▶ RECORD EXTRACTS
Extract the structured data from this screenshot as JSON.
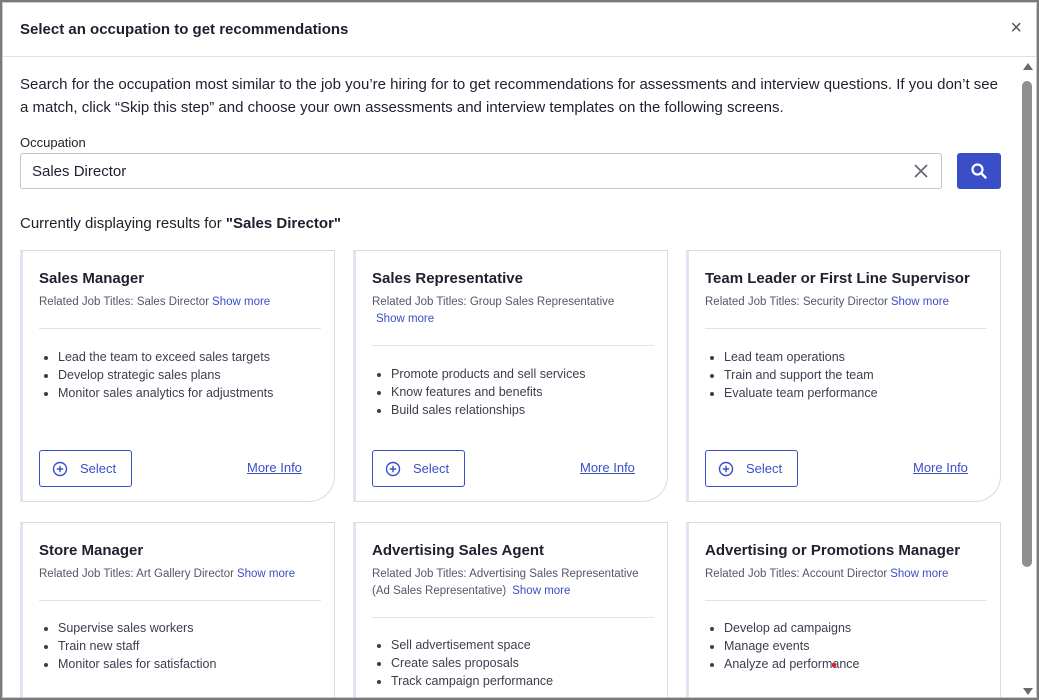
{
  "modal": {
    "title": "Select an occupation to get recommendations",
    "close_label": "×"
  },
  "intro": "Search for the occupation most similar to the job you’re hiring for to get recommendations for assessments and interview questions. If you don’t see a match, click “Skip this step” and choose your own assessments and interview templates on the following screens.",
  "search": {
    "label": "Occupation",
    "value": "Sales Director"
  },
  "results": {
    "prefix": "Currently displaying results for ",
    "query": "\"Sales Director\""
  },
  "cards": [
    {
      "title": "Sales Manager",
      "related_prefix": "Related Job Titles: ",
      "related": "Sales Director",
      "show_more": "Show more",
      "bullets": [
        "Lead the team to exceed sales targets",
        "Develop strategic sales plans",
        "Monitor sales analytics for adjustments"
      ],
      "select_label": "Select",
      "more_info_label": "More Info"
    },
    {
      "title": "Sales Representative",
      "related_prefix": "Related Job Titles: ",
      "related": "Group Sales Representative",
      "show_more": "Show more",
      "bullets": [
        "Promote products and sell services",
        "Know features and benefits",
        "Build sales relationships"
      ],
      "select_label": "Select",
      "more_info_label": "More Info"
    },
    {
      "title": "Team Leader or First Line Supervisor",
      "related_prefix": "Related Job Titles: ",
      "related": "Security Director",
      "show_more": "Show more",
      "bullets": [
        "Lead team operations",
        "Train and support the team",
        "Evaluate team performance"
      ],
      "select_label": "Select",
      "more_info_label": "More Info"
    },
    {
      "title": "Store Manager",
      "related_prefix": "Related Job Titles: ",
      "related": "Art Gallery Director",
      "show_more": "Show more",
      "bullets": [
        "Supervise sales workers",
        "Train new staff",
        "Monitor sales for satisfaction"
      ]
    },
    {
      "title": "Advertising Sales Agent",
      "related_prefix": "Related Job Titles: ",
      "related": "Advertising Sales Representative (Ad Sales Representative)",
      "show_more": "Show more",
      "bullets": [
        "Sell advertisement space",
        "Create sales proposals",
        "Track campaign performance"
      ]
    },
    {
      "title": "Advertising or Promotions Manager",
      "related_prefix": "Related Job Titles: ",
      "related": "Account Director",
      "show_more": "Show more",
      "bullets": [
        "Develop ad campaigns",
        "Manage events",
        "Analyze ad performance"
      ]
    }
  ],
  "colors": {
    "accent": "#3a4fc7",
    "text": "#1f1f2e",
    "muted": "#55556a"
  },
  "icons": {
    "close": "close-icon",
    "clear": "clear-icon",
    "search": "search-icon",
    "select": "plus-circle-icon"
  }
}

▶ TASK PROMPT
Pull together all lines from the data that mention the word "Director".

▶ REPLY
    "value": "Sales Director"
    "query": "\"Sales Director\""
      "related": "Sales Director",
      "related": "Security Director",
      "related": "Art Gallery Director",
      "related": "Account Director",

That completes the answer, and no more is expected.